The kid in me is like `yeah, absolutely’. That’s the whole dream. And now the adult is saying `well, things have changed’…you don’t necessarily need to do that anymore. I think the problem is that when you have loads of money, you also have loads of obligation to have a big successful film, which means you then have an obligation to appeal to a wide range of people. And that means you have to play it a bit safer…and obviously there’s lots of examples of people who didn’t [play it safe] and had success. But there’s just as many examples of people who didn’t and have a failure…
So I would prefer to trade lots of money for…because why do you want money, anyway? The only reason I’d want money is to have freedom to do what I want, and what I want to do is make good films. So I would trade the money to create the freedom to make a good film. And if that means not having the money and having a small crew and doing things the way you want to do them, as [hard] as it is, cause I really do want to go and make those big Hollywood movies.
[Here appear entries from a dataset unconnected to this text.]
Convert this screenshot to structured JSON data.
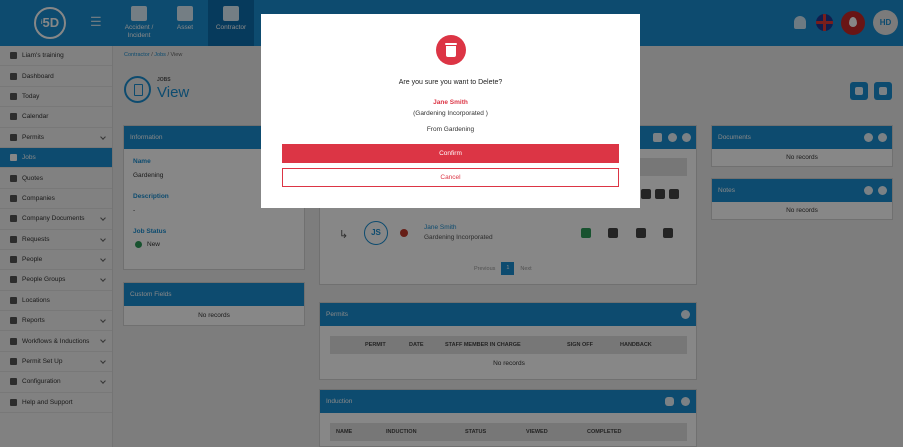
{
  "app": {
    "logo": "5D",
    "logo_prefix": "i"
  },
  "topnav": [
    {
      "label": "Accident / Incident",
      "icon": "first-aid-icon"
    },
    {
      "label": "Asset",
      "icon": "boxes-icon"
    },
    {
      "label": "Contractor",
      "icon": "hardhat-icon",
      "active": true
    }
  ],
  "user": {
    "initials": "HD"
  },
  "sidebar": {
    "items": [
      {
        "label": "Liam's training"
      },
      {
        "label": "Dashboard"
      },
      {
        "label": "Today"
      },
      {
        "label": "Calendar"
      },
      {
        "label": "Permits"
      },
      {
        "label": "Jobs"
      },
      {
        "label": "Quotes"
      },
      {
        "label": "Companies"
      },
      {
        "label": "Company Documents"
      },
      {
        "label": "Requests"
      },
      {
        "label": "People"
      },
      {
        "label": "People Groups"
      },
      {
        "label": "Locations"
      },
      {
        "label": "Reports"
      },
      {
        "label": "Workflows & Inductions"
      },
      {
        "label": "Permit Set Up"
      },
      {
        "label": "Configuration"
      },
      {
        "label": "Help and Support"
      }
    ]
  },
  "breadcrumb": {
    "part1": "Contractor",
    "part2": "Jobs",
    "part3": "View",
    "sep": "/"
  },
  "page": {
    "subtitle": "JOBS",
    "title": "View"
  },
  "information": {
    "header": "Information",
    "name_label": "Name",
    "name_value": "Gardening",
    "description_label": "Description",
    "description_value": "-",
    "status_label": "Job Status",
    "status_value": "New"
  },
  "custom_fields": {
    "header": "Custom Fields",
    "empty": "No records"
  },
  "contacts": {
    "initials": "JS",
    "name": "Jane Smith",
    "company": "Gardening Incorporated",
    "pager": {
      "prev": "Previous",
      "page": "1",
      "next": "Next"
    }
  },
  "permits": {
    "header": "Permits",
    "columns": [
      "PERMIT",
      "DATE",
      "STAFF MEMBER IN CHARGE",
      "SIGN OFF",
      "HANDBACK"
    ],
    "empty": "No records"
  },
  "induction": {
    "header": "Induction",
    "columns": [
      "NAME",
      "INDUCTION",
      "STATUS",
      "VIEWED",
      "COMPLETED"
    ]
  },
  "documents": {
    "header": "Documents",
    "empty": "No records"
  },
  "notes": {
    "header": "Notes",
    "empty": "No records"
  },
  "modal": {
    "question": "Are you sure you want to Delete?",
    "name": "Jane Smith",
    "company": "(Gardening Incorporated )",
    "from": "From Gardening",
    "confirm": "Confirm",
    "cancel": "Cancel"
  },
  "colors": {
    "primary": "#1a8fd1",
    "danger": "#dc3545",
    "success": "#2e9b5a"
  }
}
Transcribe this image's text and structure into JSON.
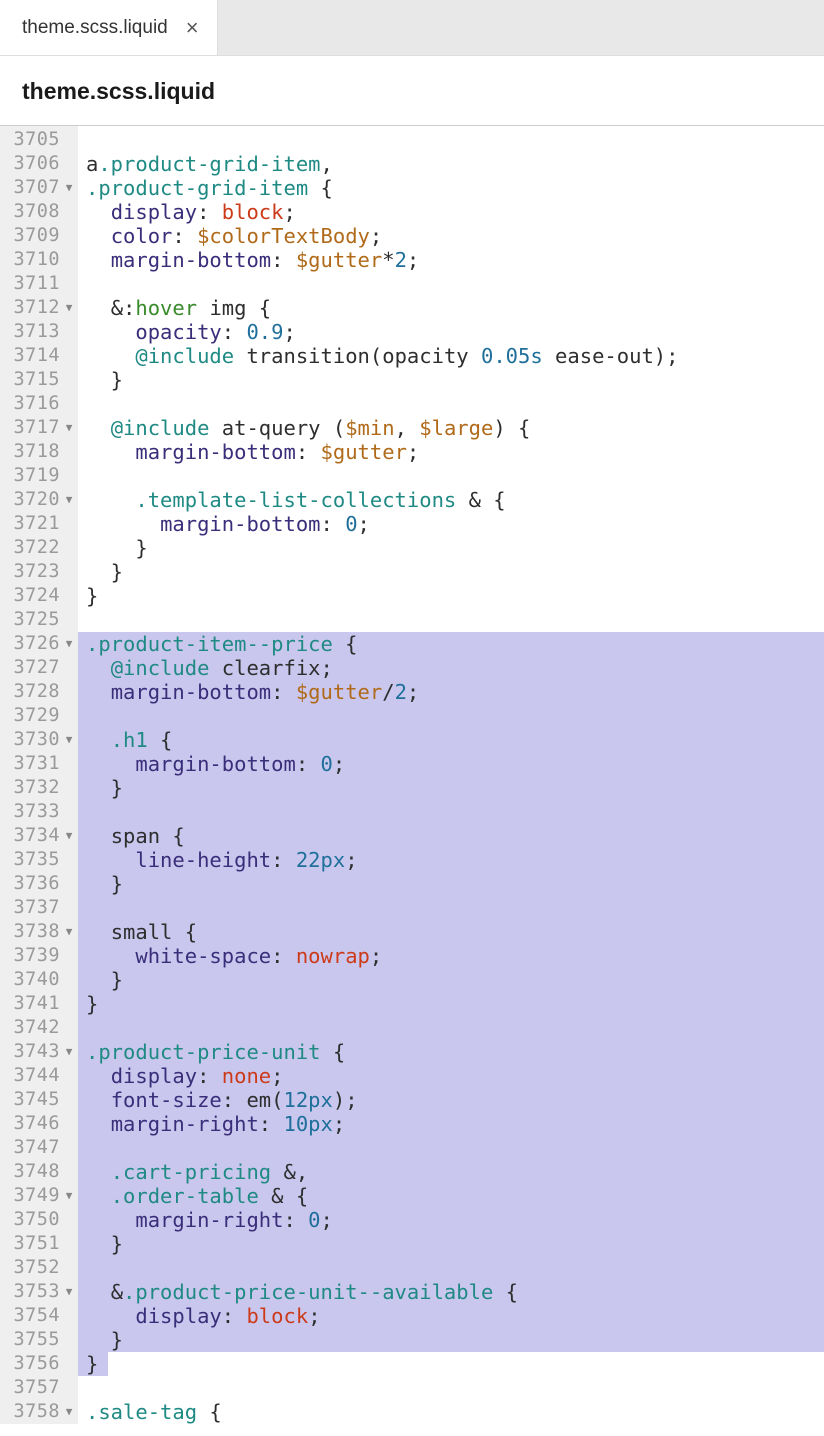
{
  "tab": {
    "label": "theme.scss.liquid"
  },
  "breadcrumb": {
    "title": "theme.scss.liquid"
  },
  "editor": {
    "first_line": 3705,
    "fold_lines": [
      3707,
      3712,
      3717,
      3720,
      3726,
      3730,
      3734,
      3738,
      3743,
      3749,
      3753,
      3758
    ],
    "selection": {
      "start": 3726,
      "end": 3756,
      "end_partial": true
    },
    "lines": {
      "3705": [],
      "3706": [
        {
          "t": "a",
          "c": "c-plain"
        },
        {
          "t": ".product-grid-item",
          "c": "c-sel"
        },
        {
          "t": ",",
          "c": "c-pun"
        }
      ],
      "3707": [
        {
          "t": ".product-grid-item",
          "c": "c-sel"
        },
        {
          "t": " {",
          "c": "c-pun"
        }
      ],
      "3708": [
        {
          "t": "  ",
          "c": "c-pun"
        },
        {
          "t": "display",
          "c": "c-prop"
        },
        {
          "t": ": ",
          "c": "c-pun"
        },
        {
          "t": "block",
          "c": "c-val"
        },
        {
          "t": ";",
          "c": "c-pun"
        }
      ],
      "3709": [
        {
          "t": "  ",
          "c": "c-pun"
        },
        {
          "t": "color",
          "c": "c-prop"
        },
        {
          "t": ": ",
          "c": "c-pun"
        },
        {
          "t": "$colorTextBody",
          "c": "c-var"
        },
        {
          "t": ";",
          "c": "c-pun"
        }
      ],
      "3710": [
        {
          "t": "  ",
          "c": "c-pun"
        },
        {
          "t": "margin-bottom",
          "c": "c-prop"
        },
        {
          "t": ": ",
          "c": "c-pun"
        },
        {
          "t": "$gutter",
          "c": "c-var"
        },
        {
          "t": "*",
          "c": "c-pun"
        },
        {
          "t": "2",
          "c": "c-num"
        },
        {
          "t": ";",
          "c": "c-pun"
        }
      ],
      "3711": [],
      "3712": [
        {
          "t": "  ",
          "c": "c-pun"
        },
        {
          "t": "&",
          "c": "c-amp"
        },
        {
          "t": ":",
          "c": "c-pun"
        },
        {
          "t": "hover",
          "c": "c-kw"
        },
        {
          "t": " ",
          "c": "c-pun"
        },
        {
          "t": "img",
          "c": "c-plain"
        },
        {
          "t": " {",
          "c": "c-pun"
        }
      ],
      "3713": [
        {
          "t": "    ",
          "c": "c-pun"
        },
        {
          "t": "opacity",
          "c": "c-prop"
        },
        {
          "t": ": ",
          "c": "c-pun"
        },
        {
          "t": "0.9",
          "c": "c-num"
        },
        {
          "t": ";",
          "c": "c-pun"
        }
      ],
      "3714": [
        {
          "t": "    ",
          "c": "c-pun"
        },
        {
          "t": "@include",
          "c": "c-at"
        },
        {
          "t": " ",
          "c": "c-pun"
        },
        {
          "t": "transition",
          "c": "c-fn"
        },
        {
          "t": "(",
          "c": "c-pun"
        },
        {
          "t": "opacity ",
          "c": "c-fn"
        },
        {
          "t": "0.05s",
          "c": "c-num"
        },
        {
          "t": " ease-out",
          "c": "c-fn"
        },
        {
          "t": ");",
          "c": "c-pun"
        }
      ],
      "3715": [
        {
          "t": "  }",
          "c": "c-pun"
        }
      ],
      "3716": [],
      "3717": [
        {
          "t": "  ",
          "c": "c-pun"
        },
        {
          "t": "@include",
          "c": "c-at"
        },
        {
          "t": " ",
          "c": "c-pun"
        },
        {
          "t": "at-query ",
          "c": "c-fn"
        },
        {
          "t": "(",
          "c": "c-pun"
        },
        {
          "t": "$min",
          "c": "c-var"
        },
        {
          "t": ", ",
          "c": "c-pun"
        },
        {
          "t": "$large",
          "c": "c-var"
        },
        {
          "t": ") {",
          "c": "c-pun"
        }
      ],
      "3718": [
        {
          "t": "    ",
          "c": "c-pun"
        },
        {
          "t": "margin-bottom",
          "c": "c-prop"
        },
        {
          "t": ": ",
          "c": "c-pun"
        },
        {
          "t": "$gutter",
          "c": "c-var"
        },
        {
          "t": ";",
          "c": "c-pun"
        }
      ],
      "3719": [],
      "3720": [
        {
          "t": "    ",
          "c": "c-pun"
        },
        {
          "t": ".template-list-collections",
          "c": "c-sel"
        },
        {
          "t": " ",
          "c": "c-pun"
        },
        {
          "t": "&",
          "c": "c-amp"
        },
        {
          "t": " {",
          "c": "c-pun"
        }
      ],
      "3721": [
        {
          "t": "      ",
          "c": "c-pun"
        },
        {
          "t": "margin-bottom",
          "c": "c-prop"
        },
        {
          "t": ": ",
          "c": "c-pun"
        },
        {
          "t": "0",
          "c": "c-num"
        },
        {
          "t": ";",
          "c": "c-pun"
        }
      ],
      "3722": [
        {
          "t": "    }",
          "c": "c-pun"
        }
      ],
      "3723": [
        {
          "t": "  }",
          "c": "c-pun"
        }
      ],
      "3724": [
        {
          "t": "}",
          "c": "c-pun"
        }
      ],
      "3725": [],
      "3726": [
        {
          "t": ".product-item--price",
          "c": "c-sel"
        },
        {
          "t": " {",
          "c": "c-pun"
        }
      ],
      "3727": [
        {
          "t": "  ",
          "c": "c-pun"
        },
        {
          "t": "@include",
          "c": "c-at"
        },
        {
          "t": " ",
          "c": "c-pun"
        },
        {
          "t": "clearfix",
          "c": "c-fn"
        },
        {
          "t": ";",
          "c": "c-pun"
        }
      ],
      "3728": [
        {
          "t": "  ",
          "c": "c-pun"
        },
        {
          "t": "margin-bottom",
          "c": "c-prop"
        },
        {
          "t": ": ",
          "c": "c-pun"
        },
        {
          "t": "$gutter",
          "c": "c-var"
        },
        {
          "t": "/",
          "c": "c-pun"
        },
        {
          "t": "2",
          "c": "c-num"
        },
        {
          "t": ";",
          "c": "c-pun"
        }
      ],
      "3729": [],
      "3730": [
        {
          "t": "  ",
          "c": "c-pun"
        },
        {
          "t": ".h1",
          "c": "c-sel"
        },
        {
          "t": " {",
          "c": "c-pun"
        }
      ],
      "3731": [
        {
          "t": "    ",
          "c": "c-pun"
        },
        {
          "t": "margin-bottom",
          "c": "c-prop"
        },
        {
          "t": ": ",
          "c": "c-pun"
        },
        {
          "t": "0",
          "c": "c-num"
        },
        {
          "t": ";",
          "c": "c-pun"
        }
      ],
      "3732": [
        {
          "t": "  }",
          "c": "c-pun"
        }
      ],
      "3733": [],
      "3734": [
        {
          "t": "  ",
          "c": "c-pun"
        },
        {
          "t": "span",
          "c": "c-plain"
        },
        {
          "t": " {",
          "c": "c-pun"
        }
      ],
      "3735": [
        {
          "t": "    ",
          "c": "c-pun"
        },
        {
          "t": "line-height",
          "c": "c-prop"
        },
        {
          "t": ": ",
          "c": "c-pun"
        },
        {
          "t": "22px",
          "c": "c-num"
        },
        {
          "t": ";",
          "c": "c-pun"
        }
      ],
      "3736": [
        {
          "t": "  }",
          "c": "c-pun"
        }
      ],
      "3737": [],
      "3738": [
        {
          "t": "  ",
          "c": "c-pun"
        },
        {
          "t": "small",
          "c": "c-plain"
        },
        {
          "t": " {",
          "c": "c-pun"
        }
      ],
      "3739": [
        {
          "t": "    ",
          "c": "c-pun"
        },
        {
          "t": "white-space",
          "c": "c-prop"
        },
        {
          "t": ": ",
          "c": "c-pun"
        },
        {
          "t": "nowrap",
          "c": "c-val"
        },
        {
          "t": ";",
          "c": "c-pun"
        }
      ],
      "3740": [
        {
          "t": "  }",
          "c": "c-pun"
        }
      ],
      "3741": [
        {
          "t": "}",
          "c": "c-pun"
        }
      ],
      "3742": [],
      "3743": [
        {
          "t": ".product-price-unit",
          "c": "c-sel"
        },
        {
          "t": " {",
          "c": "c-pun"
        }
      ],
      "3744": [
        {
          "t": "  ",
          "c": "c-pun"
        },
        {
          "t": "display",
          "c": "c-prop"
        },
        {
          "t": ": ",
          "c": "c-pun"
        },
        {
          "t": "none",
          "c": "c-val"
        },
        {
          "t": ";",
          "c": "c-pun"
        }
      ],
      "3745": [
        {
          "t": "  ",
          "c": "c-pun"
        },
        {
          "t": "font-size",
          "c": "c-prop"
        },
        {
          "t": ": ",
          "c": "c-pun"
        },
        {
          "t": "em",
          "c": "c-fn"
        },
        {
          "t": "(",
          "c": "c-pun"
        },
        {
          "t": "12px",
          "c": "c-num"
        },
        {
          "t": ");",
          "c": "c-pun"
        }
      ],
      "3746": [
        {
          "t": "  ",
          "c": "c-pun"
        },
        {
          "t": "margin-right",
          "c": "c-prop"
        },
        {
          "t": ": ",
          "c": "c-pun"
        },
        {
          "t": "10px",
          "c": "c-num"
        },
        {
          "t": ";",
          "c": "c-pun"
        }
      ],
      "3747": [],
      "3748": [
        {
          "t": "  ",
          "c": "c-pun"
        },
        {
          "t": ".cart-pricing",
          "c": "c-sel"
        },
        {
          "t": " ",
          "c": "c-pun"
        },
        {
          "t": "&",
          "c": "c-amp"
        },
        {
          "t": ",",
          "c": "c-pun"
        }
      ],
      "3749": [
        {
          "t": "  ",
          "c": "c-pun"
        },
        {
          "t": ".order-table",
          "c": "c-sel"
        },
        {
          "t": " ",
          "c": "c-pun"
        },
        {
          "t": "&",
          "c": "c-amp"
        },
        {
          "t": " {",
          "c": "c-pun"
        }
      ],
      "3750": [
        {
          "t": "    ",
          "c": "c-pun"
        },
        {
          "t": "margin-right",
          "c": "c-prop"
        },
        {
          "t": ": ",
          "c": "c-pun"
        },
        {
          "t": "0",
          "c": "c-num"
        },
        {
          "t": ";",
          "c": "c-pun"
        }
      ],
      "3751": [
        {
          "t": "  }",
          "c": "c-pun"
        }
      ],
      "3752": [],
      "3753": [
        {
          "t": "  ",
          "c": "c-pun"
        },
        {
          "t": "&",
          "c": "c-amp"
        },
        {
          "t": ".product-price-unit--available",
          "c": "c-sel"
        },
        {
          "t": " {",
          "c": "c-pun"
        }
      ],
      "3754": [
        {
          "t": "    ",
          "c": "c-pun"
        },
        {
          "t": "display",
          "c": "c-prop"
        },
        {
          "t": ": ",
          "c": "c-pun"
        },
        {
          "t": "block",
          "c": "c-val"
        },
        {
          "t": ";",
          "c": "c-pun"
        }
      ],
      "3755": [
        {
          "t": "  }",
          "c": "c-pun"
        }
      ],
      "3756": [
        {
          "t": "}",
          "c": "c-pun"
        }
      ],
      "3757": [],
      "3758": [
        {
          "t": ".sale-tag",
          "c": "c-sel"
        },
        {
          "t": " {",
          "c": "c-pun"
        }
      ]
    }
  }
}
At this stage, anyway, I’d keep it lower budget and try and do something I really want to see. It’s kind of like having a wedding and somebody goes to your wedding and says, `Oh, I really loved your wedding, it was great. We’re getting married in six months, could you do our wedding?’ It’s like, well if the wedding was any good, it’s because I was completely in love with the person. And you can’t be a wedding for hire, you know what I mean? You’ve gotta really love what it is you’re doing, and so for me at the moment it feels like it’s gotta be an idea generated by me that I really, really wanna do. Two years is such a traumatic amount of time to do a movie…you’ve gotta really, really wanna do it…you’ve gotta be really passionate about it from the start. It’s hard for someone to give you something [that you didn't write the script for] and feel that kind of passion. It’s very rare.